The lightning-caused Springs Fire continues to meet fire management objectives, allowing natural fire to play its part in the ecosystem, improving both wildlife habitat and overall forest health. Crews are monitoring growth and evaluating the need for actions to keep the fire at a low to moderate intensity. The potential for continued growth depends on a variety of factors to include weather conditions, potential fuel continuity and winds.
Springs Fire Overview
- Springs Fire Expected to Grow Despite Recent Precipitation07/23/2015 12:25 PM
The Springs Fire on the Williams Ranger District of the Kaibab National Forest has slowly continued to grow to 240 acres, despite recent precipitation. The wildfire, which was started by lightning July 2, is located 9 miles southeast of Williams near Davenport Knoll, just west of Summit Mountain.
- Mason Fire Reaches Final Size of 4,370 Acres07/21/2015 2:50 PM
The Mason Fire on the Tusayan Ranger District of the Kaibab National Forest has been contained after growing to 4,370 acres and providing multiple resource benefits since it started a few weeks ago.
- Rains Diminish High Meadow Fire on Arizona Strip07/21/2015 1:24 PM
On July 15, 2015 fire staff from the Bureau of Land Management (BLM) Arizona Strip District responded to a smoke report near Mt. Trumbull and Potato Valley on the BLM Arizona Strip. The lightning-caused High Meadow Fire is located approximately 55 miles southeast of St. George, Utah. The fire is 208 acres in size and is in the Grand Canyon-Parashant National Monument portion of the BLM Arizona Strip.
- Springs Fire Receives Surge of Moisture from Hurricane Dolores07/19/2015 12:24 PM
The Springs Fire on the Williams Ranger District grew to 234 acres, providing ecological and other resource benefits on the Kaibab National Forest. It is located 9 miles south of Williams east of Davenport Knoll and 2 miles south of Summit Mountain on the east side of County Road 73.
The lightning caused wildfire is being managed to improve forest health, allow fire to play its natural role as a disturbance factor in the ecosystem, enhance wildlife habitat and reduce the potential for future high- intensity fires.
- Fire Officials Continue Progress on Camp Fire07/18/2015 12:09 PM
The Camp Fire is located in the Cave Creek Ranger District of the Tonto National Forest. The Camp Fire is 50 % contained and remains at approximately 650 acres. The fire is anticipated to be 80% contained by 6:00 p.m. tonight. The fire burned east and north of Bronco Trailhead.
Geronimo Hotshots from San Carlos Agency, San Carlos, Az., and two Tonto National Forest Type 3 engines remain onsite.
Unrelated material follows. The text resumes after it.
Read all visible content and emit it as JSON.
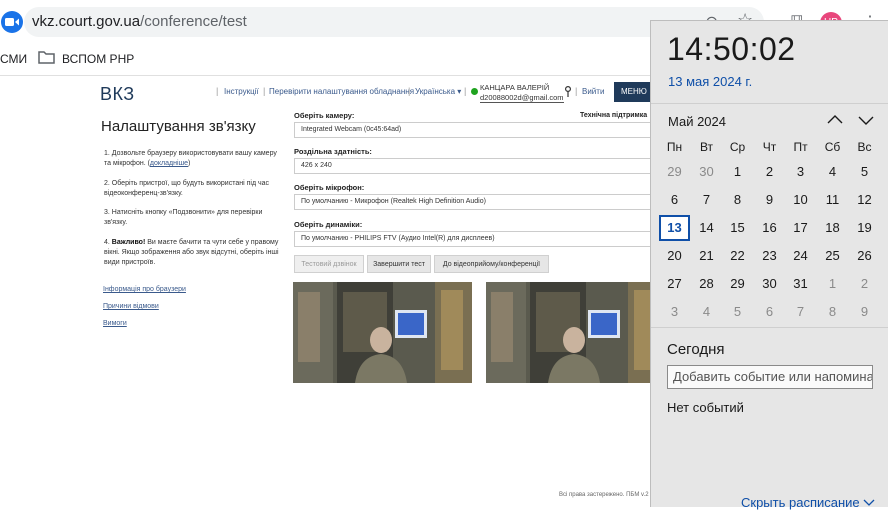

All other resources have been reassigned to other fires.
The fire’s cause is still under investigation and public access to the area remains open.
- Burnt Complex Update; Fire Behavior Continues as Expected 07/18/2015 5:52 AM
The Burnt Complex on the North Kaibab Ranger District increased in size yesterday reaching 1,135 acres and continues to burn at a low-intensity and pace. Yesterday’s current growth rate was one-quarter to one-half a chain per hour, a unit of measurement used in wildland firefighting. Lengths are noted by numbers of chains, and a chain equals 66 feet.
“The fire is behaving exactly the way we want it to,” said Incident Commander Dave Veater. Saturday’s operational plan is to monitor the interior of the planning area, and continue to hold and patrol the perimeter.